The United Parcel Service (UPS) announced a change in its policies to allow pregnant workers to stay on the job through their pregnancies in a brief filed late last week in a Supreme Court case brought by one of its former workers.
“On a going-forward basis, UPS has voluntarily decided to provide additional accommodations for pregnancy-related physical limitations as a matter of corporate discretion,” the company states. “UPS’s new policy provides: ‘Light duty work will be provided as an accommodation to pregnant employees with lifting or other physical restrictions to the same extent as such work is available as an accommodation to employees with similar restrictions resulting from on-the-job injuries.'”
The Supreme Court case was brought by Peggy Young, a former employee. While working for the company, she became pregnant and was told by her midwife not to lift more than 20 pounds. Given that her normal duties required lifting boxes as heavy as 70 pounds, she got a note asking UPS to put her on light duty. But although the company gave those with on-the-job injuries, disabilities, or even those who lost their driver’s licenses accommodations so they could keep working, it wouldn’t grant her the change in duties. Young lost her case at the district court level and at the Fourth Circuit Court of Appeals before asking the Supreme Court to weigh in.
While Young or other workers who have brought complaints against the company for pregnancy discrimination won’t benefit from the company’s policy change, current employees will after the policy goes into effect on January 1, 2015. “Any pregnant worker who needs an accommodation now should be treated the same as other UPS workers,” Lenora Lapidus, director of the American Civil Liberties Union Women’s Rights Project, told ThinkProgress.

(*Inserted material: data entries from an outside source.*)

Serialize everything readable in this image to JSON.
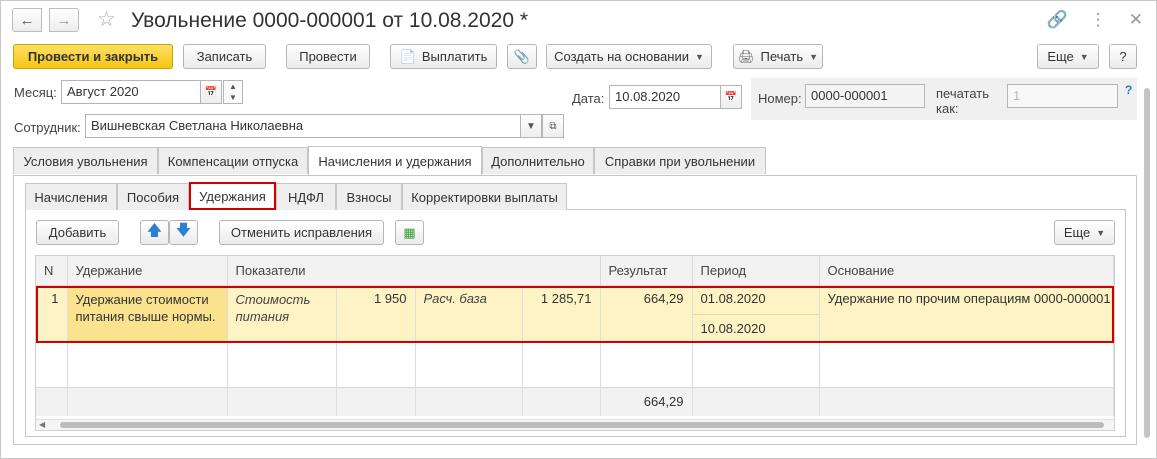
{
  "window": {
    "title": "Увольнение 0000-000001 от 10.08.2020 *",
    "icons": [
      "arrow-left-icon",
      "arrow-right-icon",
      "star-icon",
      "link-icon",
      "more-icon",
      "close-icon"
    ]
  },
  "toolbar": {
    "post_close": "Провести и закрыть",
    "save": "Записать",
    "post": "Провести",
    "pay": "Выплатить",
    "create_based": "Создать на основании",
    "print": "Печать",
    "more": "Еще",
    "help": "?"
  },
  "form": {
    "month_label": "Месяц:",
    "month_value": "Август 2020",
    "date_label": "Дата:",
    "date_value": "10.08.2020",
    "number_label": "Номер:",
    "number_value": "0000-000001",
    "print_as_label": "печатать как:",
    "print_as_placeholder": "1",
    "help_mark": "?",
    "employee_label": "Сотрудник:",
    "employee_value": "Вишневская Светлана Николаевна"
  },
  "tabs": [
    "Условия увольнения",
    "Компенсации отпуска",
    "Начисления и удержания",
    "Дополнительно",
    "Справки при увольнении"
  ],
  "subtabs": [
    "Начисления",
    "Пособия",
    "Удержания",
    "НДФЛ",
    "Взносы",
    "Корректировки выплаты"
  ],
  "table_toolbar": {
    "add": "Добавить",
    "cancel_corrections": "Отменить исправления",
    "more": "Еще"
  },
  "table": {
    "headers": [
      "N",
      "Удержание",
      "Показатели",
      "Результат",
      "Период",
      "Основание"
    ],
    "rows": [
      {
        "n": "1",
        "deduction": "Удержание стоимости питания свыше нормы.",
        "indicator1_name": "Стоимость питания",
        "indicator1_value": "1 950",
        "indicator2_name": "Расч. база",
        "indicator2_value": "1 285,71",
        "result": "664,29",
        "period_start": "01.08.2020",
        "period_end": "10.08.2020",
        "basis": "Удержание по прочим операциям 0000-000001"
      }
    ],
    "total_result": "664,29"
  },
  "colors": {
    "primary_button": "#f5c612",
    "selected_row": "#fdf3c4",
    "selected_cell": "#fbe28f",
    "highlight_border": "#d10000"
  }
}
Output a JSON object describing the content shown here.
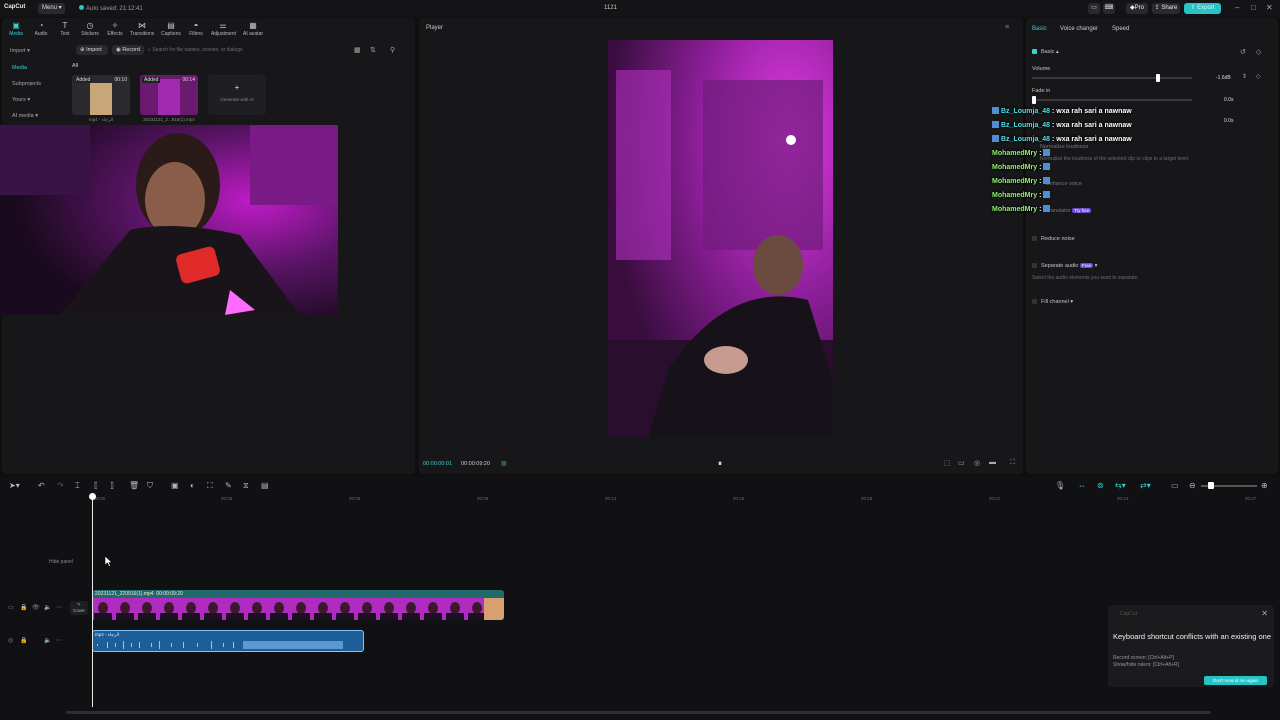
{
  "titlebar": {
    "logo": "CapCut",
    "menu_label": "Menu",
    "autosave": "Auto saved: 21:12:41",
    "project_name": "1121",
    "pro_label": "Pro",
    "share_label": "Share",
    "export_label": "Export"
  },
  "toolbar": {
    "items": [
      {
        "label": "Media",
        "icon": "media-icon"
      },
      {
        "label": "Audio",
        "icon": "audio-icon"
      },
      {
        "label": "Text",
        "icon": "text-icon"
      },
      {
        "label": "Stickers",
        "icon": "stickers-icon"
      },
      {
        "label": "Effects",
        "icon": "effects-icon"
      },
      {
        "label": "Transitions",
        "icon": "transitions-icon"
      },
      {
        "label": "Captions",
        "icon": "captions-icon"
      },
      {
        "label": "Filters",
        "icon": "filters-icon"
      },
      {
        "label": "Adjustment",
        "icon": "adjustment-icon"
      },
      {
        "label": "AI avatar",
        "icon": "ai-avatar-icon"
      }
    ]
  },
  "media_sidebar": {
    "items": [
      "Import",
      "Media",
      "Subprojects",
      "Yours",
      "AI media"
    ]
  },
  "media": {
    "import_label": "Import",
    "record_label": "Record",
    "search_placeholder": "Search for file names, scenes, or dialogs",
    "filter_all": "All",
    "thumbs": [
      {
        "added": "Added",
        "duration": "00:10",
        "name": "mp4 - الرجاء"
      },
      {
        "added": "Added",
        "duration": "00:14",
        "name": "20231121_2...916(1).mp4"
      }
    ],
    "generate_label": "Generate with AI"
  },
  "player": {
    "title": "Player",
    "current_time": "00:00:00:01",
    "total_time": "00:00:09:20"
  },
  "details": {
    "tabs": [
      "Basic",
      "Voice changer",
      "Speed"
    ],
    "basic_label": "Basic",
    "volume_label": "Volume",
    "volume_value": "-1.6dB",
    "fadein_label": "Fade in",
    "fadein_value": "0.0s",
    "fadeout_value": "0.0s",
    "normalize_label": "Normalize loudness",
    "normalize_desc": "Normalize the loudness of the selected clip or clips to a target level.",
    "enhance_label": "Enhance voice",
    "translator_label": "Translator",
    "try_free": "Try free",
    "reduce_noise_label": "Reduce noise",
    "separate_label": "Separate audio",
    "separate_badge": "Free",
    "separate_desc": "Select the audio elements you want to separate.",
    "fill_channel_label": "Fill channel"
  },
  "chat": [
    {
      "user": "Bz_Loumja_48",
      "msg": ": wxa rah sari a nawnaw",
      "type": "a"
    },
    {
      "user": "Bz_Loumja_48",
      "msg": ": wxa rah sari a nawnaw",
      "type": "a"
    },
    {
      "user": "Bz_Loumja_48",
      "msg": ": wxa rah sari a nawnaw",
      "type": "a"
    },
    {
      "user": "MohamedMry",
      "msg": ":",
      "type": "b"
    },
    {
      "user": "MohamedMry",
      "msg": ":",
      "type": "b"
    },
    {
      "user": "MohamedMry",
      "msg": ":",
      "type": "b"
    },
    {
      "user": "MohamedMry",
      "msg": ":",
      "type": "b"
    },
    {
      "user": "MohamedMry",
      "msg": ":",
      "type": "b"
    }
  ],
  "timeline": {
    "ruler": [
      "00:00",
      "00:03",
      "00:06",
      "00:09",
      "00:12",
      "00:15",
      "00:18",
      "00:21",
      "00:24",
      "00:27"
    ],
    "video_clip_name": "20231121_220916(1).mp4",
    "video_clip_duration": "00:00:09:20",
    "audio_clip_name": "mp4 - الرجاء",
    "cover_label": "Cover",
    "hide_panel": "Hide panel"
  },
  "toast": {
    "app": "CapCut",
    "title": "Keyboard shortcut conflicts with an existing one",
    "line1": "Record screen: [Ctrl+Alt+P]",
    "line2": "Show/hide rulers: [Ctrl+Alt+R]",
    "remind": "Don't remind me again"
  }
}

Lapidus thinks that Young’s case is at least one important catalyst for UPS’s change. “This case has really brought to public light the way in which UPS and other companies are discriminating against women,” she said.

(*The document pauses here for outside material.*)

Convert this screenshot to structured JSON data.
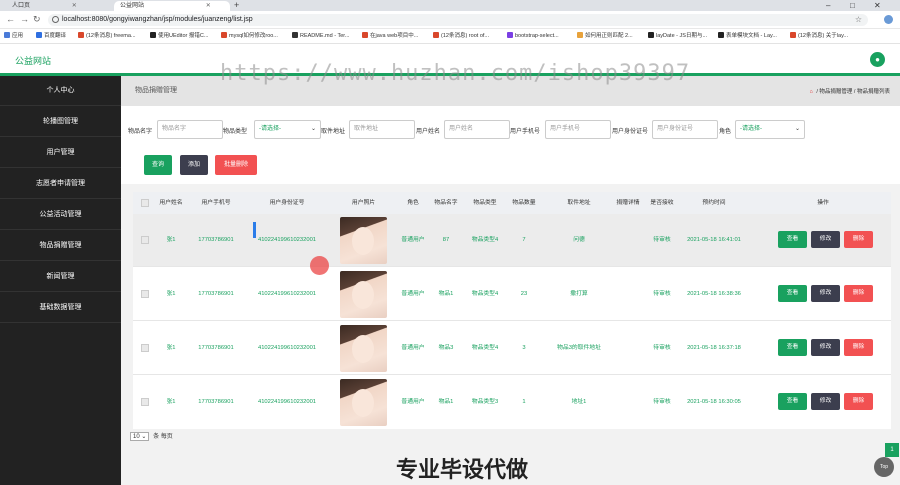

The case is also important for all pregnant employees beyond UPS. “Obviously this will make a huge difference for [UPS] workers,” Lapidus said, “but we need the Supreme Court to issue a ruling about the Pregnancy Discrimination Act [PDA] that would apply to all employers.”
The PDA prohibits employment discrimination against employees on the basis of childbirth, pregnancy, or related conditions who are “similar in their ability, or inability, to work” as their coworkers. Advocates like Emily Martin, vice president and general counsel at the National Women’s Law Center, have argued that means that companies that provide accommodations to workers with other disabilities have to offer the same things to pregnant workers. “The key legal argument in the case is that the Fourth Circuit Court of Appeals just really ignored clear language in the Pregnancy Discrimination Act,” Martin said. “What the PDA says is that you have to treat workers affected by pregnancy the same as you treat those who are similar in their ability to inability to work. So there’s a clear textual argument that the Fourth Circuit was ignoring what the statute said.”

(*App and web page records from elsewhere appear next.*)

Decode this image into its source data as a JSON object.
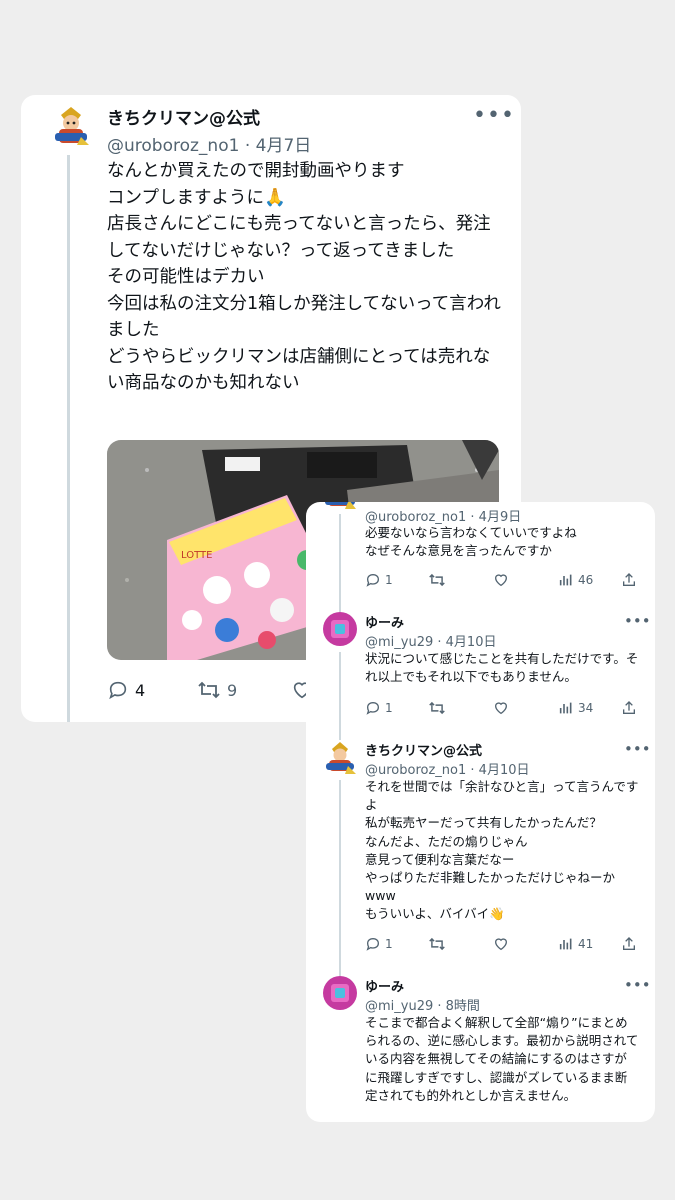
{
  "main_tweet": {
    "display_name": "きちクリマン@公式",
    "handle": "@uroboroz_no1",
    "date": "4月7日",
    "text": "なんとか買えたので開封動画やります\nコンプしますように🙏\n店長さんにどこにも売ってないと言ったら、発注してないだけじゃない？って返ってきました\nその可能性はデカい\n今回は私の注文分1箱しか発注してないって言われました\nどうやらビックリマンは店舗側にとっては売れない商品なのかも知れない",
    "replies": "4",
    "retweets": "9"
  },
  "thread": [
    {
      "handle": "@uroboroz_no1",
      "date": "4月9日",
      "text": "必要ないなら言わなくていいですよね\nなぜそんな意見を言ったんですか",
      "replies": "1",
      "views": "46"
    },
    {
      "display_name": "ゆーみ",
      "handle": "@mi_yu29",
      "date": "4月10日",
      "text": "状況について感じたことを共有しただけです。それ以上でもそれ以下でもありません。",
      "replies": "1",
      "views": "34"
    },
    {
      "display_name": "きちクリマン@公式",
      "handle": "@uroboroz_no1",
      "date": "4月10日",
      "text": "それを世間では「余計なひと言」って言うんですよ\n私が転売ヤーだって共有したかったんだ？\nなんだよ、ただの煽りじゃん\n意見って便利な言葉だなー\nやっぱりただ非難したかっただけじゃねーか\nwww\nもういいよ、バイバイ👋",
      "replies": "1",
      "views": "41"
    },
    {
      "display_name": "ゆーみ",
      "handle": "@mi_yu29",
      "date": "8時間",
      "text": "そこまで都合よく解釈して全部“煽り”にまとめられるの、逆に感心します。最初から説明されている内容を無視してその結論にするのはさすがに飛躍しすぎですし、認識がズレているまま断定されても的外れとしか言えません。"
    }
  ],
  "product_box_text": "LOTTE",
  "colors": {
    "text": "#0f1419",
    "secondary": "#536471",
    "thread_line": "#cfd9de",
    "background": "#eeeeee"
  },
  "icons": [
    "more-icon",
    "reply-icon",
    "retweet-icon",
    "like-icon",
    "views-icon",
    "share-icon"
  ]
}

A favorable court ruling “would clarify the law, because a number of lower courts have been getting it wrong,” Lapidus added.
Martin is hopeful that will be the outcome. A focus on the exact words in a given statute “in times has been important even to say Justice [Antonin] Scalia, even in the employment discrimination context,” she explained. “I hope the Court is interested in this because the Fourth Circuit Court of Appeals seemed to be ignoring the clear text of the statute.”
But even absent a positive ruling, other changes may be forcing employers to change the way they treat pregnant employees. While UPS still claims in its brief that the PDA doesn’t require it to change its policy, it does note that state-level legislation mandates it. Nine states have passed Pregnant Worker Fairness Acts that require all employers to give pregnant workers reasonable accommodations, like providing a stool or granting light duty, unless they would impose an undue hardship. The company says the new policy “will aid operational consistency given that a number of States in which UPS operates have relatively recently mandated pregnancy accommodations.”
These state laws may force other employers’ hands. “We see that these state pregnancy accommodation laws enacted recently really have made a tremendous difference,” Lapidus said. “There’s sort of a tipping point that has been reached where now a number of states have passed pregnancy accommodation laws, so companies that operate in multiple states really should…be changing their laws to comply.” A federal Pregnant Workers Fairness Act bill that would cover all workers has been introduced multiple times but hasn’t made progress.
It’s a pressing issue. Eighty percent of first-time mothers work into their last month of pregnancy, but it’s estimated more than a quarter million women are denied their requests for an accommodation. That can lead to women being pushed onto unpaid leave, fired, or even miscarrying their babies.
Young was put onto unpaid leave after UPS denied her request for light duty, which meant she lost income and benefits like health insurance, although she was lucky enough to avoid being fired. Things worked out in the end: “Her pregnancy did end up healthy,” Martin said. “I met her daughter, who is now six or seven and is a charming child.”